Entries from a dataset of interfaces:
•••••
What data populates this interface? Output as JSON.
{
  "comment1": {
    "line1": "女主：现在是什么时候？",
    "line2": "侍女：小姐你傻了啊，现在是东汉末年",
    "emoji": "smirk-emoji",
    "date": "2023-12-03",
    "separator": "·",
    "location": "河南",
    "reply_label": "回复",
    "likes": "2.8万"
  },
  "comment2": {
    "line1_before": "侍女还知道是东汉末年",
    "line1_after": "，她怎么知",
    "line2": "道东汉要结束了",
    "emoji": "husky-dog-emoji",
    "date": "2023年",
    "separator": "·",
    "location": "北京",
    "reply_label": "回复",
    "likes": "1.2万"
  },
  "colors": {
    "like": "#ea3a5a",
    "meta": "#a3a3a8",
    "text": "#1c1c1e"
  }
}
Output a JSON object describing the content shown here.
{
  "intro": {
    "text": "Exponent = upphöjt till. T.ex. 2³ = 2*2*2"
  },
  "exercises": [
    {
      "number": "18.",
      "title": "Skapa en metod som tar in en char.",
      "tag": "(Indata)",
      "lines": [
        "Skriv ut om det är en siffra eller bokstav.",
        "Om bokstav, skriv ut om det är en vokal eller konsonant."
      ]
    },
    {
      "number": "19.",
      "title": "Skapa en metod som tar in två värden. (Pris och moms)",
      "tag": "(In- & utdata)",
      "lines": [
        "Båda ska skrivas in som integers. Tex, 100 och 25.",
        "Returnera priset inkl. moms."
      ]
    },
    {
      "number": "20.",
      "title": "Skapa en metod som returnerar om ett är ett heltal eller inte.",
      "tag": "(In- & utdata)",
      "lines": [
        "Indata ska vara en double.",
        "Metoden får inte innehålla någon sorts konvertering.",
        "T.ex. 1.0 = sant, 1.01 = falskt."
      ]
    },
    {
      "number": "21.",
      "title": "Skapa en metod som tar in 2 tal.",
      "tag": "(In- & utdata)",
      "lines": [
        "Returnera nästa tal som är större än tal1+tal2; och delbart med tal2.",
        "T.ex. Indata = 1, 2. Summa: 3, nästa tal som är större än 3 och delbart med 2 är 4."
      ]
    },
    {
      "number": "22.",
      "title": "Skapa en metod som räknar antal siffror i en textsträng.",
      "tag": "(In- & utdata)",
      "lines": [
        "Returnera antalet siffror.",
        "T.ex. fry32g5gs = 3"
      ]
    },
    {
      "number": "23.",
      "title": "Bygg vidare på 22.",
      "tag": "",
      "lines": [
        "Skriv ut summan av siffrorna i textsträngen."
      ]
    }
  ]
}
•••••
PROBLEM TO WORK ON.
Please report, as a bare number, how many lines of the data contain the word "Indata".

SOLUTION TO THE PROBLEM.
3